[Start of Attachment]

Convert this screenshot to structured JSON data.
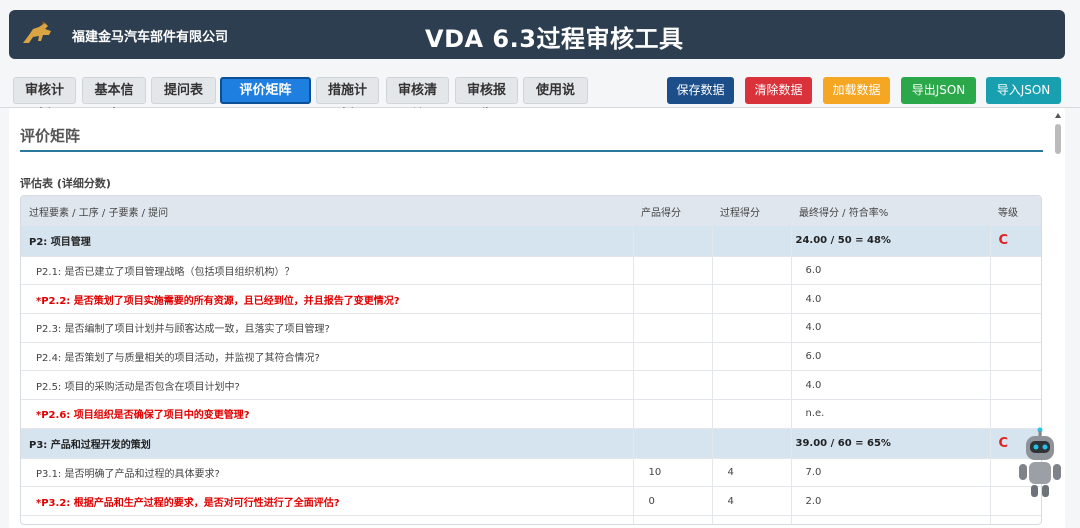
{
  "header": {
    "company": "福建金马汽车部件有限公司",
    "title": "VDA 6.3过程审核工具",
    "logo_icon": "horse-logo-icon"
  },
  "tabs": [
    {
      "label": "审核计划",
      "active": false
    },
    {
      "label": "基本信息",
      "active": false
    },
    {
      "label": "提问表",
      "active": false
    },
    {
      "label": "评价矩阵",
      "active": true
    },
    {
      "label": "措施计划",
      "active": false
    },
    {
      "label": "审核清单",
      "active": false
    },
    {
      "label": "审核报告",
      "active": false
    },
    {
      "label": "使用说明",
      "active": false
    }
  ],
  "actions": [
    {
      "label": "保存数据",
      "color": "#1c4f8a"
    },
    {
      "label": "清除数据",
      "color": "#d9323a"
    },
    {
      "label": "加载数据",
      "color": "#f5a623"
    },
    {
      "label": "导出JSON",
      "color": "#2aa84a"
    },
    {
      "label": "导入JSON",
      "color": "#19a0b0"
    }
  ],
  "section": {
    "title": "评价矩阵",
    "subtitle": "评估表 (详细分数)"
  },
  "table": {
    "headers": [
      "过程要素 / 工序 / 子要素 / 提问",
      "产品得分",
      "过程得分",
      "最终得分 / 符合率%",
      "等级"
    ],
    "rows": [
      {
        "type": "group",
        "label": "P2: 项目管理",
        "product": "",
        "process": "",
        "final": "24.00 / 50 = 48%",
        "grade": "C"
      },
      {
        "type": "question",
        "label": "P2.1: 是否已建立了项目管理战略（包括项目组织机构）？",
        "product": "",
        "process": "",
        "final": "6.0",
        "grade": ""
      },
      {
        "type": "special",
        "label": "*P2.2: 是否策划了项目实施需要的所有资源，且已经到位，并且报告了变更情况?",
        "product": "",
        "process": "",
        "final": "4.0",
        "grade": ""
      },
      {
        "type": "question",
        "label": "P2.3: 是否编制了项目计划并与顾客达成一致，且落实了项目管理?",
        "product": "",
        "process": "",
        "final": "4.0",
        "grade": ""
      },
      {
        "type": "question",
        "label": "P2.4: 是否策划了与质量相关的项目活动，并监视了其符合情况?",
        "product": "",
        "process": "",
        "final": "6.0",
        "grade": ""
      },
      {
        "type": "question",
        "label": "P2.5: 项目的采购活动是否包含在项目计划中?",
        "product": "",
        "process": "",
        "final": "4.0",
        "grade": ""
      },
      {
        "type": "special",
        "label": "*P2.6: 项目组织是否确保了项目中的变更管理?",
        "product": "",
        "process": "",
        "final": "n.e.",
        "grade": ""
      },
      {
        "type": "group",
        "label": "P3: 产品和过程开发的策划",
        "product": "",
        "process": "",
        "final": "39.00 / 60 = 65%",
        "grade": "C"
      },
      {
        "type": "question",
        "label": "P3.1: 是否明确了产品和过程的具体要求?",
        "product": "10",
        "process": "4",
        "final": "7.0",
        "grade": ""
      },
      {
        "type": "special",
        "label": "*P3.2: 根据产品和生产过程的要求，是否对可行性进行了全面评估?",
        "product": "0",
        "process": "4",
        "final": "2.0",
        "grade": ""
      },
      {
        "type": "question",
        "label": "",
        "product": "",
        "process": "",
        "final": "",
        "grade": ""
      }
    ]
  },
  "assistant": {
    "icon": "robot-assistant-icon"
  }
}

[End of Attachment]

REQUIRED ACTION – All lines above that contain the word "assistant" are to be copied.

RESULT OF THE TASK –
  "assistant": {
    "icon": "robot-assistant-icon"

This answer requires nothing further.